_To do_.
A verbatim copy of the whole listing is what is needed.
* * *
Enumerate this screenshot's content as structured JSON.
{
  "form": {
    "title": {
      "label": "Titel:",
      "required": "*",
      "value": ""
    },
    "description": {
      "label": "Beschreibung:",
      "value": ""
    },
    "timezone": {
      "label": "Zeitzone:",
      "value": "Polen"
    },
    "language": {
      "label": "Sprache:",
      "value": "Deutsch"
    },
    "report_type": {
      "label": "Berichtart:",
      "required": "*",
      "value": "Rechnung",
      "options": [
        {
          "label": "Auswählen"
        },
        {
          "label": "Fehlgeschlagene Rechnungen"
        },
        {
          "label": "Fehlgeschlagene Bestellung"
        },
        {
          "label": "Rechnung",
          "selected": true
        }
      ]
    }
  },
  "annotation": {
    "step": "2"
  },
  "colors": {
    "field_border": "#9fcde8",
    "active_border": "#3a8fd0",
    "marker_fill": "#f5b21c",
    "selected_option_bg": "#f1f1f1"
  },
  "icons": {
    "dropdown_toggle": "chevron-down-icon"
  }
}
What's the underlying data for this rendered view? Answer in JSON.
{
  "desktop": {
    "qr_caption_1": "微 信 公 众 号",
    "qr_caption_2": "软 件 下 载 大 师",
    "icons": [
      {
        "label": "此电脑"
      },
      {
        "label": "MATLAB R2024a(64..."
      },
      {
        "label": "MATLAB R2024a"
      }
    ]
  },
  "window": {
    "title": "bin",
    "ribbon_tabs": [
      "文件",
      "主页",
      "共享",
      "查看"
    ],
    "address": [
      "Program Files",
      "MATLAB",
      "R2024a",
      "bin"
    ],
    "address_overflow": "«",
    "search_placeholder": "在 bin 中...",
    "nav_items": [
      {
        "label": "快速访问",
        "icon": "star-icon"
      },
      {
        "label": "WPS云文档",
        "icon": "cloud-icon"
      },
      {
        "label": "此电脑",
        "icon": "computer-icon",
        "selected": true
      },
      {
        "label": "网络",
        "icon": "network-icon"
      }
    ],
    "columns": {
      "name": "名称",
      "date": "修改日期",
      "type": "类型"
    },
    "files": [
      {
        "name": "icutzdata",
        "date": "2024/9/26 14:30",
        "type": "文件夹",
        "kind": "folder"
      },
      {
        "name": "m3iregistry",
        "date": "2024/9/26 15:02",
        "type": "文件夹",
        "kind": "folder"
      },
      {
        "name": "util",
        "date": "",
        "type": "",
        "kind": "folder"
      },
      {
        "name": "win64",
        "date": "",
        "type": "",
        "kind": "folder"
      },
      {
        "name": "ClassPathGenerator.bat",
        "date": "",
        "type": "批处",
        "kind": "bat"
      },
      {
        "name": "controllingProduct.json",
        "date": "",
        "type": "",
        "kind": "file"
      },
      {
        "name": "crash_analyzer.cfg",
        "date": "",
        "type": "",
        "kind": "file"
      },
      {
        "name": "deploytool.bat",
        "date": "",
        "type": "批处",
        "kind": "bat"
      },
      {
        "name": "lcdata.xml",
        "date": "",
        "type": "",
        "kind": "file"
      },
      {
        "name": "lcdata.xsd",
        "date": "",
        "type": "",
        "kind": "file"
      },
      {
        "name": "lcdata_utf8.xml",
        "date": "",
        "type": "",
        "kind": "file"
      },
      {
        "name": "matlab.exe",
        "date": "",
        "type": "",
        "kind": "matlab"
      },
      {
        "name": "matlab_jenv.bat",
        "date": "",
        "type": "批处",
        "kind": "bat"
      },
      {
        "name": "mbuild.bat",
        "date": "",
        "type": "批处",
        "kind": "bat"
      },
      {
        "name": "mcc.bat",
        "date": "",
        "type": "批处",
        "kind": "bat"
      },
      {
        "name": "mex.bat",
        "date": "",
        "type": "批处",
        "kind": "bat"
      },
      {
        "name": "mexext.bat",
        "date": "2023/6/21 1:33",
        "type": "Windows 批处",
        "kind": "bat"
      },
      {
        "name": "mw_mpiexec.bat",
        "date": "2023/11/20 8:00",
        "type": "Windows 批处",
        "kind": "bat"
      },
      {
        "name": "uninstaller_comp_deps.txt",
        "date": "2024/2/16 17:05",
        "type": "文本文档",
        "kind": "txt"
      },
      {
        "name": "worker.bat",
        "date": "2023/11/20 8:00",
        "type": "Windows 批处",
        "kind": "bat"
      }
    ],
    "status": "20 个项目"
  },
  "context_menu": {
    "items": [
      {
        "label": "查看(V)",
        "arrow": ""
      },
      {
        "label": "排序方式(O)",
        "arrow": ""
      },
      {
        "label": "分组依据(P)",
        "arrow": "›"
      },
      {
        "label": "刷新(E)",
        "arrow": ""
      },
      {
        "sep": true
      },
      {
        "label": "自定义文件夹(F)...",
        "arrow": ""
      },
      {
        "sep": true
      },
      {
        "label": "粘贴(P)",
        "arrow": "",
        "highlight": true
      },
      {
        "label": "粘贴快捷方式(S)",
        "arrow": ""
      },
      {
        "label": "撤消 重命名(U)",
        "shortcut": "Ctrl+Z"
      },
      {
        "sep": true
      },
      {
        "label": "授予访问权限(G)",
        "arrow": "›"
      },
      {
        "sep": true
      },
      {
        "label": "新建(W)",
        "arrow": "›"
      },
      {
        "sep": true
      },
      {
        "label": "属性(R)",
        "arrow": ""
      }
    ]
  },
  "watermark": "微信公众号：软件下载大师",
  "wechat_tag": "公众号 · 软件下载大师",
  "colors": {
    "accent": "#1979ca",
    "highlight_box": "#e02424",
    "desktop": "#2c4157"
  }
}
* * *
_Solution for this exercise_.
Enumerate this screenshot's content as structured JSON.
{
  "form": {
    "title": {
      "label": "Titel:",
      "required": "*",
      "value": ""
    },
    "description": {
      "label": "Beschreibung:",
      "value": ""
    },
    "timezone": {
      "label": "Zeitzone:",
      "value": "Polen"
    },
    "language": {
      "label": "Sprache:",
      "value": "Deutsch"
    },
    "report_type": {
      "label": "Berichtart:",
      "required": "*",
      "value": "Rechnung",
      "options": [
        {
          "label": "Auswählen"
        },
        {
          "label": "Fehlgeschlagene Rechnungen"
        },
        {
          "label": "Fehlgeschlagene Bestellung"
        },
        {
          "label": "Rechnung",
          "selected": true
        }
      ]
    }
  },
  "annotation": {
    "step": "2"
  },
  "colors": {
    "field_border": "#9fcde8",
    "active_border": "#3a8fd0",
    "marker_fill": "#f5b21c",
    "selected_option_bg": "#f1f1f1"
  },
  "icons": {
    "dropdown_toggle": "chevron-down-icon"
  }
}
What's the underlying data for this rendered view? Answer in JSON.
{
  "desktop": {
    "qr_caption_1": "微 信 公 众 号",
    "qr_caption_2": "软 件 下 载 大 师",
    "icons": [
      {
        "label": "此电脑"
      },
      {
        "label": "MATLAB R2024a(64..."
      },
      {
        "label": "MATLAB R2024a"
      }
    ]
  },
  "window": {
    "title": "bin",
    "ribbon_tabs": [
      "文件",
      "主页",
      "共享",
      "查看"
    ],
    "address": [
      "Program Files",
      "MATLAB",
      "R2024a",
      "bin"
    ],
    "address_overflow": "«",
    "search_placeholder": "在 bin 中...",
    "nav_items": [
      {
        "label": "快速访问",
        "icon": "star-icon"
      },
      {
        "label": "WPS云文档",
        "icon": "cloud-icon"
      },
      {
        "label": "此电脑",
        "icon": "computer-icon",
        "selected": true
      },
      {
        "label": "网络",
        "icon": "network-icon"
      }
    ],
    "columns": {
      "name": "名称",
      "date": "修改日期",
      "type": "类型"
    },
    "files": [
      {
        "name": "icutzdata",
        "date": "2024/9/26 14:30",
        "type": "文件夹",
        "kind": "folder"
      },
      {
        "name": "m3iregistry",
        "date": "2024/9/26 15:02",
        "type": "文件夹",
        "kind": "folder"
      },
      {
        "name": "util",
        "date": "",
        "type": "",
        "kind": "folder"
      },
      {
        "name": "win64",
        "date": "",
        "type": "",
        "kind": "folder"
      },
      {
        "name": "ClassPathGenerator.bat",
        "date": "",
        "type": "批处",
        "kind": "bat"
      },
      {
        "name": "controllingProduct.json",
        "date": "",
        "type": "",
        "kind": "file"
      },
      {
        "name": "crash_analyzer.cfg",
        "date": "",
        "type": "",
        "kind": "file"
      },
      {
        "name": "deploytool.bat",
        "date": "",
        "type": "批处",
        "kind": "bat"
      },
      {
        "name": "lcdata.xml",
        "date": "",
        "type": "",
        "kind": "file"
      },
      {
        "name": "lcdata.xsd",
        "date": "",
        "type": "",
        "kind": "file"
      },
      {
        "name": "lcdata_utf8.xml",
        "date": "",
        "type": "",
        "kind": "file"
      },
      {
        "name": "matlab.exe",
        "date": "",
        "type": "",
        "kind": "matlab"
      },
      {
        "name": "matlab_jenv.bat",
        "date": "",
        "type": "批处",
        "kind": "bat"
      },
      {
        "name": "mbuild.bat",
        "date": "",
        "type": "批处",
        "kind": "bat"
      },
      {
        "name": "mcc.bat",
        "date": "",
        "type": "批处",
        "kind": "bat"
      },
      {
        "name": "mex.bat",
        "date": "",
        "type": "批处",
        "kind": "bat"
      },
      {
        "name": "mexext.bat",
        "date": "2023/6/21 1:33",
        "type": "Windows 批处",
        "kind": "bat"
      },
      {
        "name": "mw_mpiexec.bat",
        "date": "2023/11/20 8:00",
        "type": "Windows 批处",
        "kind": "bat"
      },
      {
        "name": "uninstaller_comp_deps.txt",
        "date": "2024/2/16 17:05",
        "type": "文本文档",
        "kind": "txt"
      },
      {
        "name": "worker.bat",
        "date": "2023/11/20 8:00",
        "type": "Windows 批处",
        "kind": "bat"
      }
    ],
    "status": "20 个项目"
  },
  "context_menu": {
    "items": [
      {
        "label": "查看(V)",
        "arrow": ""
      },
      {
        "label": "排序方式(O)",
        "arrow": ""
      },
      {
        "label": "分组依据(P)",
        "arrow": "›"
      },
      {
        "label": "刷新(E)",
        "arrow": ""
      },
      {
        "sep": true
      },
      {
        "label": "自定义文件夹(F)...",
        "arrow": ""
      },
      {
        "sep": true
      },
      {
        "label": "粘贴(P)",
        "arrow": "",
        "highlight": true
      },
      {
        "label": "粘贴快捷方式(S)",
        "arrow": ""
      },
      {
        "label": "撤消 重命名(U)",
        "shortcut": "Ctrl+Z"
      },
      {
        "sep": true
      },
      {
        "label": "授予访问权限(G)",
        "arrow": "›"
      },
      {
        "sep": true
      },
      {
        "label": "新建(W)",
        "arrow": "›"
      },
      {
        "sep": true
      },
      {
        "label": "属性(R)",
        "arrow": ""
      }
    ]
  },
  "watermark": "微信公众号：软件下载大师",
  "wechat_tag": "公众号 · 软件下载大师",
  "colors": {
    "accent": "#1979ca",
    "highlight_box": "#e02424",
    "desktop": "#2c4157"
  }
}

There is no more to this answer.